### Task brief
Within the listing below, filter for "from" and copy every matching line.

------------------------------------------------------------------------

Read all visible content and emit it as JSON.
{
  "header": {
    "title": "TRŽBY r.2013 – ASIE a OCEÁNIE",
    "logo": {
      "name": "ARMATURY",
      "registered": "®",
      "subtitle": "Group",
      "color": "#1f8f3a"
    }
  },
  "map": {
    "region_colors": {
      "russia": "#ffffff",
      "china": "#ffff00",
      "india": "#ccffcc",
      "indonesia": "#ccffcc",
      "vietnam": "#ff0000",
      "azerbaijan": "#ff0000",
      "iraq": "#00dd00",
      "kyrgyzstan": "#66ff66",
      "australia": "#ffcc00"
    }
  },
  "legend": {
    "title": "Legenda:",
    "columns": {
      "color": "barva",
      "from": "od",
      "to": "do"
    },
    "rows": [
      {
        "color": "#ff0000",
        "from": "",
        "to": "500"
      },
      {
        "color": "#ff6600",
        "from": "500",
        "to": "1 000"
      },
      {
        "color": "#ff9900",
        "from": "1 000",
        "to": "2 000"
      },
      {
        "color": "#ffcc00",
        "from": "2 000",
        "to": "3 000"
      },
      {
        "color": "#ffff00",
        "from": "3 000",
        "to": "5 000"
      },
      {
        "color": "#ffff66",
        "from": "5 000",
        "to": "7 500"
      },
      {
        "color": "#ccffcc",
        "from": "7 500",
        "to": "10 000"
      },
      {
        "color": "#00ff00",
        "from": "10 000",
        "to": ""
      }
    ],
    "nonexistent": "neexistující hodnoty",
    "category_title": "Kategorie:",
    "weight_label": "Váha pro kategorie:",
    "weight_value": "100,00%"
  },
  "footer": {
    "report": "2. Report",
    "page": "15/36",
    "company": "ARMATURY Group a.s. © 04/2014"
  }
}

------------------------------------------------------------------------

### Problem solution
      "from": "od",
        "from": "",
        "from": "500",
        "from": "1 000",
        "from": "2 000",
        "from": "3 000",
        "from": "5 000",
        "from": "7 500",
        "from": "10 000",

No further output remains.